Screenwriter David Webb Peoples was born in Connecticut, went to school at Berkeley, and was a film editor before making his mark as a writer. He’s been called “anti-Capra” because he finds the films of Frank Capra at their worst, “corny, preachy and sanctimonious.” He credits the film Taxi Driver in the early 70s with opening the door for showing violence as violent.
He wrote five screenplays before he sold one as is most known for his work on Blade Runner and for writing Unforgiven, which which starred Clint Eastwood and earned 4 Oscars including Best Picture.
David Webb Peoples was actually 36 years old when he sold the script Unforgiven (1976), but 52 years old when the film finally got produced and released in 1992. That’s a long journey from script to screen. He also received an Oscar-nomination for the Unforgiven screenplay.
In regards to Unforgiven’s journey, he was asked many years ago by Elaine Dutka of the LA Times, “Why did it take so long getting that project off the ground?
“Francis Ford Coppola optioned it in ’84. He took it around, but couldn’t get financing. Clint picked up the option in 1985 and said he was making it “next year” a couple of times. The year before last, my wife was at the Telluride Film Festival and Clint walked on stage. He was overwhelmed by the scenery, he told the audience, and figured it was probably time to make his Western. I was thrilled.
Francis would have done it brilliantly as he does everything else, but it’s hard to imagine anyone making it as straightforwardly and uncompromisingly as Clint. No studio would have made it that way–dark, moody.

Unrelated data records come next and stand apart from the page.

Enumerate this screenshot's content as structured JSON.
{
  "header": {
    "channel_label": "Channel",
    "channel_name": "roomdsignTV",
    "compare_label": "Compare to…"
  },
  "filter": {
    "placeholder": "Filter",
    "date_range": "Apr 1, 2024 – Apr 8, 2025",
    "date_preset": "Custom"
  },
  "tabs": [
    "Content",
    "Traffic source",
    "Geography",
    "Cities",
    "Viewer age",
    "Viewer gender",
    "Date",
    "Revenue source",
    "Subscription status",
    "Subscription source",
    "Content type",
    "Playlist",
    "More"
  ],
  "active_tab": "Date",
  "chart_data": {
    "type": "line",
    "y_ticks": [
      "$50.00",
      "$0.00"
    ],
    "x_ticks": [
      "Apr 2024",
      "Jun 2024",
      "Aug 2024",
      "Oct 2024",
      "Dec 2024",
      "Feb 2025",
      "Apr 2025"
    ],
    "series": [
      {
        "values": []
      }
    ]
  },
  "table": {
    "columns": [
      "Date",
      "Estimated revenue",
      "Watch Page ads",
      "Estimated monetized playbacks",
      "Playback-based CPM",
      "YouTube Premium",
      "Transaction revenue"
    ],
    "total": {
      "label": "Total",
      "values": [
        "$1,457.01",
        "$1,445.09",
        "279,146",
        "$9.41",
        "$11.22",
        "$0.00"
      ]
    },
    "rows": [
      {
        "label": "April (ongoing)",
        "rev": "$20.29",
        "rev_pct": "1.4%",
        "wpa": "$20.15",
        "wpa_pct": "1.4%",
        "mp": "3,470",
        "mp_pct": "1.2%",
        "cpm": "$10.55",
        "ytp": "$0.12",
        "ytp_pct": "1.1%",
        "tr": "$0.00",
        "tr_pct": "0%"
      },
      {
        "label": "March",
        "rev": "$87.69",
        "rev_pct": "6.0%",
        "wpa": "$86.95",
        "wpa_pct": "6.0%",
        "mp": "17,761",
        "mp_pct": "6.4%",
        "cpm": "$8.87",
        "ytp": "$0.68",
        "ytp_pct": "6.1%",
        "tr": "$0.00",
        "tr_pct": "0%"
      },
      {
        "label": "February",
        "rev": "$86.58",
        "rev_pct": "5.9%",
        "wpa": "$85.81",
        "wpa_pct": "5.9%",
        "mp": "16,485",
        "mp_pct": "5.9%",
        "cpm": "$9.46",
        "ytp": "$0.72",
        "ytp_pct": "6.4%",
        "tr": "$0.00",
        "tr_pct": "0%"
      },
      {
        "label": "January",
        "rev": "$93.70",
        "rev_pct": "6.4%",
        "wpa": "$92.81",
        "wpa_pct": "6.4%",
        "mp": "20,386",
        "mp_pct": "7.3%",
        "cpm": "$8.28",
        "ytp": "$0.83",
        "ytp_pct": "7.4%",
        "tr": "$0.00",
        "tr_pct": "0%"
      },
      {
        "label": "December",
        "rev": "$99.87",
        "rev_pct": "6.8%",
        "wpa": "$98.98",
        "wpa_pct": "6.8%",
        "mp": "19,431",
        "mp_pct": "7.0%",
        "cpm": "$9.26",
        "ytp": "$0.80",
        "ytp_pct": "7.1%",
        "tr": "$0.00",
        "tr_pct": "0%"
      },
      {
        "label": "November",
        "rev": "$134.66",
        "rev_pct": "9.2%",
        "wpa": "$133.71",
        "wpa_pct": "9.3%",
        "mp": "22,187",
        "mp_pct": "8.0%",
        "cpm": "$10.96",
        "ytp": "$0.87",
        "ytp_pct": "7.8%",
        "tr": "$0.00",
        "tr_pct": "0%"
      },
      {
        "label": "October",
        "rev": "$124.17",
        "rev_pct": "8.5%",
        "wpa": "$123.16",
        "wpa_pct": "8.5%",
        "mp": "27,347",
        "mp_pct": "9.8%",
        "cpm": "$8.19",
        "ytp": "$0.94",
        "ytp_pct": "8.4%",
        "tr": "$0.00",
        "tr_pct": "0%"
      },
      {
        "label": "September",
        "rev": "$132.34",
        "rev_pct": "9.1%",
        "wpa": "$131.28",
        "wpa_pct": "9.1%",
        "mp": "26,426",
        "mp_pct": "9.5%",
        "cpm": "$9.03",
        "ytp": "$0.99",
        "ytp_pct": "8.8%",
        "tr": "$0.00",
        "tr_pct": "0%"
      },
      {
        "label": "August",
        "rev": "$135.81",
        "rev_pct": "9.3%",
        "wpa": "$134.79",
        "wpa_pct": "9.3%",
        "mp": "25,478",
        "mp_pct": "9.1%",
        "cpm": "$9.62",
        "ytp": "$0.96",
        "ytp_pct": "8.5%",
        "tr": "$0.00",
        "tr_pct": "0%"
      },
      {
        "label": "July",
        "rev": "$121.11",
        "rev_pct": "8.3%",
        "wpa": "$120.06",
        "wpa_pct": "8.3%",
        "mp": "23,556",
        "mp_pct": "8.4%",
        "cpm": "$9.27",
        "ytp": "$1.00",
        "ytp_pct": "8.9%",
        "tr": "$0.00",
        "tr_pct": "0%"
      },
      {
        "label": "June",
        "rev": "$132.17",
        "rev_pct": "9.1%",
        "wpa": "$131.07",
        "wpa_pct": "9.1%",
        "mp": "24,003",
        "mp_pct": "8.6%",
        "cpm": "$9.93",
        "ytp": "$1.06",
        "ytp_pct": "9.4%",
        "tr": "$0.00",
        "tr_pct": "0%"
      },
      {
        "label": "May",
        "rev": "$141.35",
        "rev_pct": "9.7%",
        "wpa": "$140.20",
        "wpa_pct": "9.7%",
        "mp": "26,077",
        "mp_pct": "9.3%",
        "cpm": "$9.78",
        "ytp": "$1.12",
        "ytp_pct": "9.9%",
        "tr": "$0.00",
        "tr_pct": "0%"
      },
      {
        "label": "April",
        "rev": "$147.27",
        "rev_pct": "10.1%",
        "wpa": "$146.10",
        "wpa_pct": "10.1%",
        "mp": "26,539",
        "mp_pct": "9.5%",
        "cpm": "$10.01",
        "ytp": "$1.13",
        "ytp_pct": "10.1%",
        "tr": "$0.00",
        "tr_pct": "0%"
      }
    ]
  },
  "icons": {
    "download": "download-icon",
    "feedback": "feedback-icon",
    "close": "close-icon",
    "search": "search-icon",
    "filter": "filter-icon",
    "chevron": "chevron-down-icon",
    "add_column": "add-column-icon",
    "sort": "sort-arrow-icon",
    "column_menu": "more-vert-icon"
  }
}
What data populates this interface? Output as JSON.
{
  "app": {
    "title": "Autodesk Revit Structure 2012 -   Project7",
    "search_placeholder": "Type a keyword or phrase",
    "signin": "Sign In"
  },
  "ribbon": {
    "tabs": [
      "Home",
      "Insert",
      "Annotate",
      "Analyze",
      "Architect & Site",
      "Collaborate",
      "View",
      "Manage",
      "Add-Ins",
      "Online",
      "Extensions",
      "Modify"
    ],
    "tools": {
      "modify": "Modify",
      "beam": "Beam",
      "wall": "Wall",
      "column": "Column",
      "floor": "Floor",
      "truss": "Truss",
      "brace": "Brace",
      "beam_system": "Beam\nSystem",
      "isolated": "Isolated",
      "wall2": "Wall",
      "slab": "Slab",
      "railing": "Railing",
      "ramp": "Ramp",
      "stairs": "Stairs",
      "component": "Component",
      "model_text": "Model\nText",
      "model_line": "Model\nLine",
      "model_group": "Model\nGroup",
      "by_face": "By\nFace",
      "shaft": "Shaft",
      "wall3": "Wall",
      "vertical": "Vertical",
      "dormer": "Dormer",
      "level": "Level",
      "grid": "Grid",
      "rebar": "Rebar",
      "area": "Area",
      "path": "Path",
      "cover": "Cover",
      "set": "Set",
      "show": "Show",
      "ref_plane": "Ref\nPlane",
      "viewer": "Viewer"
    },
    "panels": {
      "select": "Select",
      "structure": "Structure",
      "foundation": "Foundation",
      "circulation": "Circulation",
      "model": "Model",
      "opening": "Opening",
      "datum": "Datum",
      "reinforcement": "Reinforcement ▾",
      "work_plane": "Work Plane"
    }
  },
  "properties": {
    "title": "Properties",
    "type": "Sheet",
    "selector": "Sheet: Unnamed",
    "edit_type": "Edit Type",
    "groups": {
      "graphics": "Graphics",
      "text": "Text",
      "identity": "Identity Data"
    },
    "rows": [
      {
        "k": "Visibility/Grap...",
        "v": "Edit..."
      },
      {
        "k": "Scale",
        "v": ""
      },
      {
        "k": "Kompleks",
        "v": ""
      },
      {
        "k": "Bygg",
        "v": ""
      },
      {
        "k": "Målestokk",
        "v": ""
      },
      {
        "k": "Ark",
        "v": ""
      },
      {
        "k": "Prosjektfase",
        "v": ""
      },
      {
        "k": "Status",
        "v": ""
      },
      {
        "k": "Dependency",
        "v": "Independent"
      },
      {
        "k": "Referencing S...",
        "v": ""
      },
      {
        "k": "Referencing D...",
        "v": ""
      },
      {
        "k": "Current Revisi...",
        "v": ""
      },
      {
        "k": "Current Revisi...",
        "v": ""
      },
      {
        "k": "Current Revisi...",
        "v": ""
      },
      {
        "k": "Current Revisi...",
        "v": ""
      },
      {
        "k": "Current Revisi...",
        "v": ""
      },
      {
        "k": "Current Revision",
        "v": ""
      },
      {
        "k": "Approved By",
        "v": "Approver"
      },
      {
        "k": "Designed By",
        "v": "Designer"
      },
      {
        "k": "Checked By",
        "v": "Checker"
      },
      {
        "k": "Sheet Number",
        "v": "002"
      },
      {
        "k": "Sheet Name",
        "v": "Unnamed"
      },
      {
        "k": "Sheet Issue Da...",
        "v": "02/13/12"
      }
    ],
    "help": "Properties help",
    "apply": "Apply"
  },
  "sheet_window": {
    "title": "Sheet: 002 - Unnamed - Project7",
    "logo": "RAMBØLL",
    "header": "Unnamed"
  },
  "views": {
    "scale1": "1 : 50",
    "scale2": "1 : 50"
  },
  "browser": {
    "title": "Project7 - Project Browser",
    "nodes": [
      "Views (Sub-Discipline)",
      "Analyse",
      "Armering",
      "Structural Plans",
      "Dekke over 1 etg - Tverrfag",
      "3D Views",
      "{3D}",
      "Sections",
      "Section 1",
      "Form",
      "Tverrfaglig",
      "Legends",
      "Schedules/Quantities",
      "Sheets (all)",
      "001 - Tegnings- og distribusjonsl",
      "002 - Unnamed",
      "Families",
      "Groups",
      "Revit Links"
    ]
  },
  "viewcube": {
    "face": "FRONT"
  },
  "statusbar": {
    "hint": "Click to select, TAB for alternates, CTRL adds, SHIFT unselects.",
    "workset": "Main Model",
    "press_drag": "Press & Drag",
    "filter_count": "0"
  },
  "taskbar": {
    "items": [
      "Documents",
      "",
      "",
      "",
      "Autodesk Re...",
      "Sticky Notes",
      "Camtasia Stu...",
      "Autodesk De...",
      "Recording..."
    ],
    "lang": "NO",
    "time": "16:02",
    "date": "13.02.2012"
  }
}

With a lot of voices, things generally end up becoming blander and more accessible. “Unforgiven” was Clint Eastwood saying “This is what I’m going to do . . . get out of my way.”
David Webb Peoples
I don’t know how long it took Peoples’ to write Unforgiven, but its 15+ year journey is one more reminder that it takes a little time sometimes.